Data entries:
■ ■ ■ ■ ■
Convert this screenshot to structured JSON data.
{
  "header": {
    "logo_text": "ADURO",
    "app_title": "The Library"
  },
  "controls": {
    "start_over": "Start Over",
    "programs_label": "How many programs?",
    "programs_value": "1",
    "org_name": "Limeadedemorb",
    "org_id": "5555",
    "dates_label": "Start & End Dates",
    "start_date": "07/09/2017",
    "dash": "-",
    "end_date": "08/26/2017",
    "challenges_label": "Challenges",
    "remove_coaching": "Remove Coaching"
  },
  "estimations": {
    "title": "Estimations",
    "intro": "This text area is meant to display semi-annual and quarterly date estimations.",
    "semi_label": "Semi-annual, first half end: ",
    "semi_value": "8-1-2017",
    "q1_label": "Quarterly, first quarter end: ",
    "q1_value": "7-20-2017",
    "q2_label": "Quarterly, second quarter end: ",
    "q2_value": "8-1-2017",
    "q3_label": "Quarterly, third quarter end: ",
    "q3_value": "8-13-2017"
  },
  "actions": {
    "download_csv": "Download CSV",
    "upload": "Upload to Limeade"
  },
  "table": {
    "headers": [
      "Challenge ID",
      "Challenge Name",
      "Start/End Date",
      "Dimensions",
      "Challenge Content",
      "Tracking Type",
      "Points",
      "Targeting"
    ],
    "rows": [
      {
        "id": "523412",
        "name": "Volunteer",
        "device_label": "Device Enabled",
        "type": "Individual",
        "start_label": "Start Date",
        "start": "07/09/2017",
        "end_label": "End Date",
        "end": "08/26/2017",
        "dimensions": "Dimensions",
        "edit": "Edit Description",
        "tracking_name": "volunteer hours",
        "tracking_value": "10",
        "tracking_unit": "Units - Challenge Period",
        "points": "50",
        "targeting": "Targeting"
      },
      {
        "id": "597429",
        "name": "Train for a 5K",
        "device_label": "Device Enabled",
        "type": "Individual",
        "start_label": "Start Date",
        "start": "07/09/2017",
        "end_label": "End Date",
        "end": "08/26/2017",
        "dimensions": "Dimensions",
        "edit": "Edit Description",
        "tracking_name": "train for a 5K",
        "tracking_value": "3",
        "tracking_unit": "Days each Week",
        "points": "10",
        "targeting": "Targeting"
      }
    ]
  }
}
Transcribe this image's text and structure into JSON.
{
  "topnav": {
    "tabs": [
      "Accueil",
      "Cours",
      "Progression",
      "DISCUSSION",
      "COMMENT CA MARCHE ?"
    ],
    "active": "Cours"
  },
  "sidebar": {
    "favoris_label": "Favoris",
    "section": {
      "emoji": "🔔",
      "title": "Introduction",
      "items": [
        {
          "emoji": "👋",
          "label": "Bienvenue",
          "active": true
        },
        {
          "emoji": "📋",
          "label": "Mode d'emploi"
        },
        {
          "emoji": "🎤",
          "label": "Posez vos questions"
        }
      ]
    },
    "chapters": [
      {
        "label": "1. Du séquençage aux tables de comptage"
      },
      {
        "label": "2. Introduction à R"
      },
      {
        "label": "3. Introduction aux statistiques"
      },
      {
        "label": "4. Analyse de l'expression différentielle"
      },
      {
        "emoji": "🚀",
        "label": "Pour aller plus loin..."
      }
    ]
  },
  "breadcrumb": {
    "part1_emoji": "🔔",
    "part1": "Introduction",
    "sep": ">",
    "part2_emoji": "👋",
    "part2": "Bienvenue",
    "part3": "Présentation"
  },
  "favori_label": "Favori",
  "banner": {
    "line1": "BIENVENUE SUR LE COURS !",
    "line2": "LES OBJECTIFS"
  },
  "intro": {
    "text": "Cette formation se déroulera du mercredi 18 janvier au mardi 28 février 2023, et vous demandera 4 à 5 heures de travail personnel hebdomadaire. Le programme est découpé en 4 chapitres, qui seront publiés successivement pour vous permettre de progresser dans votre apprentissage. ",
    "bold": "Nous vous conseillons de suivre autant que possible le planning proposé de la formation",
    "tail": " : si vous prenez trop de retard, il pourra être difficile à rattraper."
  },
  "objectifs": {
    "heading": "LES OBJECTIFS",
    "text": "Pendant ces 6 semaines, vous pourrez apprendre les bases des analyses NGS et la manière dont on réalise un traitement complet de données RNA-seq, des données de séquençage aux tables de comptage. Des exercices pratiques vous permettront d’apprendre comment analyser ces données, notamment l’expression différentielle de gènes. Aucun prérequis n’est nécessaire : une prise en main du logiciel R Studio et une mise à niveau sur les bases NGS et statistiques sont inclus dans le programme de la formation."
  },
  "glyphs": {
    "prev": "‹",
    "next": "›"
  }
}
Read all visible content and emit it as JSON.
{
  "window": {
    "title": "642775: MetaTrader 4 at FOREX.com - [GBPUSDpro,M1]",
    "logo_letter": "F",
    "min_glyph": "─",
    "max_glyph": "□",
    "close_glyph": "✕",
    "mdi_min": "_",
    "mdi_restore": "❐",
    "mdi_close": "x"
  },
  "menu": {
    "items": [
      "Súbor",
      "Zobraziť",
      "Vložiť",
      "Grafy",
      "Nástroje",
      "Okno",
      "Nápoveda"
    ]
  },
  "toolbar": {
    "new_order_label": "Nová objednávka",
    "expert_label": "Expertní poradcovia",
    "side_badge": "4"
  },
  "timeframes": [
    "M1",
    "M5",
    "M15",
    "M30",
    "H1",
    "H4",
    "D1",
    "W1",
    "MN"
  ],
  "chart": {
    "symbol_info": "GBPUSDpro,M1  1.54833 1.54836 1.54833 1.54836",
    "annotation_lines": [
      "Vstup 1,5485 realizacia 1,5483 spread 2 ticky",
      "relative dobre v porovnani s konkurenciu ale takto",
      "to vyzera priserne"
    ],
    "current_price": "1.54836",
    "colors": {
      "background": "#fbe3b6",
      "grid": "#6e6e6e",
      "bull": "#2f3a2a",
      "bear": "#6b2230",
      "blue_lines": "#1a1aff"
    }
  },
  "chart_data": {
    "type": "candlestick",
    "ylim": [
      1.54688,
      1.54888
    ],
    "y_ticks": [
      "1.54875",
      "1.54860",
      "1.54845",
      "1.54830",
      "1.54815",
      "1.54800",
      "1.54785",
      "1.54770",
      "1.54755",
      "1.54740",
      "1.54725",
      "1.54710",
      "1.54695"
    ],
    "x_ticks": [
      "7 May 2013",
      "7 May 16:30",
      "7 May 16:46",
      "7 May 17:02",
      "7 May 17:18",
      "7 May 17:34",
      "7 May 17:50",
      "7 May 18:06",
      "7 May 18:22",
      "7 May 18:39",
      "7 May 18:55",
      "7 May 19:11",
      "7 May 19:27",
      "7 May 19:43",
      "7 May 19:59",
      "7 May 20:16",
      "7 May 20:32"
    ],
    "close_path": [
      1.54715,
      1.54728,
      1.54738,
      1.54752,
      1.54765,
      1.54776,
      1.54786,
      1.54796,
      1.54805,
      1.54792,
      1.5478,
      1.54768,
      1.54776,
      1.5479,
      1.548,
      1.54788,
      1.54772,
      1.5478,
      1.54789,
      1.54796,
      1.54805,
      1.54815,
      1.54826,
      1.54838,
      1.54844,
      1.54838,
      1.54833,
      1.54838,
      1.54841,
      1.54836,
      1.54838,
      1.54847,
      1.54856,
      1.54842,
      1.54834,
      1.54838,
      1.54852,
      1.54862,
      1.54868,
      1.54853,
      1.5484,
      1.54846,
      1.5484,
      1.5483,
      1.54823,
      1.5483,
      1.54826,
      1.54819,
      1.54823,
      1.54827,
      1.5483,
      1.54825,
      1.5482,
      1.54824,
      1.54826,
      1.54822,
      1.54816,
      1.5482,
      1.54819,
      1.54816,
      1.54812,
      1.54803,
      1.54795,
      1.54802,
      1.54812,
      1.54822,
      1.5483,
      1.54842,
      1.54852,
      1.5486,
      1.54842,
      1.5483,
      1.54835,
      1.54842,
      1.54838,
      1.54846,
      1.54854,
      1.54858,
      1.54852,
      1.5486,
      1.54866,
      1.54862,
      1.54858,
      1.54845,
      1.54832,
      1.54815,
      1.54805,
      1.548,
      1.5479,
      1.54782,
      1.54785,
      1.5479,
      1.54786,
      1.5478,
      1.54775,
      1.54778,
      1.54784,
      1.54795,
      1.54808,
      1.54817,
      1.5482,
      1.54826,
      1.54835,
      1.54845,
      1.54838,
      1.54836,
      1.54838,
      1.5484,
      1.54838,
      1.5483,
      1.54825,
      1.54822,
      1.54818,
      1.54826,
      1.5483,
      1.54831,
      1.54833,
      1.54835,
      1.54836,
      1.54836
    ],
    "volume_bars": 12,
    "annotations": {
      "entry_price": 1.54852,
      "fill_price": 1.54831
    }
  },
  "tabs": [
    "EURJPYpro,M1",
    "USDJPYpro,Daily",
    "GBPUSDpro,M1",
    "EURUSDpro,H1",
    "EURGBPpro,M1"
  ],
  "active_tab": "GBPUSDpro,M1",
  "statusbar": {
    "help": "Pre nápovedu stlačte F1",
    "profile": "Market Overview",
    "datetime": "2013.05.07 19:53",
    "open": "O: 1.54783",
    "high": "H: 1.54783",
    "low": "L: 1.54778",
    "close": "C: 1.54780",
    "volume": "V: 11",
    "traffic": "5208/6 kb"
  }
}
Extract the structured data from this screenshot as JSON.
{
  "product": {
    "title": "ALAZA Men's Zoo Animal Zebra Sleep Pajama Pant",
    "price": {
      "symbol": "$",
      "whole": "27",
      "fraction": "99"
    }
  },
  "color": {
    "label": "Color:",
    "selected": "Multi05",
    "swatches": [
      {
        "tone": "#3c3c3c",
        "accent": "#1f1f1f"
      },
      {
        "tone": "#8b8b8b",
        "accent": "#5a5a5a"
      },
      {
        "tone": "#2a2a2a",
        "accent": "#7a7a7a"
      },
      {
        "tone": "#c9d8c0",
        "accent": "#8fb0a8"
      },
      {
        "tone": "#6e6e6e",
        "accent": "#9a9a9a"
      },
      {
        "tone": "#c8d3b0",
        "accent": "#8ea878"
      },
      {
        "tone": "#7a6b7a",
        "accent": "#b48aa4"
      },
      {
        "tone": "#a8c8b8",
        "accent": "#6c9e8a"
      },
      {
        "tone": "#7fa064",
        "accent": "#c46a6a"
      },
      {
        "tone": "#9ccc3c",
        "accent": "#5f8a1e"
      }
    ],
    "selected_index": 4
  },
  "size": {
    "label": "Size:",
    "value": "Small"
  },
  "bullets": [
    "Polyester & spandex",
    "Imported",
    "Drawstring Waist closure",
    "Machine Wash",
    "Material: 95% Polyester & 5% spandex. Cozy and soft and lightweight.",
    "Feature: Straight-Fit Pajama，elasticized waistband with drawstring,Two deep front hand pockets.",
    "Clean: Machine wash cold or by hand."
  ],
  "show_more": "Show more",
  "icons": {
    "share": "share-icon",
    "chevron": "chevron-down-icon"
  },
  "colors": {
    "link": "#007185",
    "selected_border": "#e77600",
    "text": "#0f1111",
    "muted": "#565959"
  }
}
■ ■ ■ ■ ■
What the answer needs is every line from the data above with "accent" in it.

        "accent": "#1f1f1f"
        "accent": "#5a5a5a"
        "accent": "#7a7a7a"
        "accent": "#8fb0a8"
        "accent": "#9a9a9a"
        "accent": "#8ea878"
        "accent": "#b48aa4"
        "accent": "#6c9e8a"
        "accent": "#c46a6a"
        "accent": "#5f8a1e"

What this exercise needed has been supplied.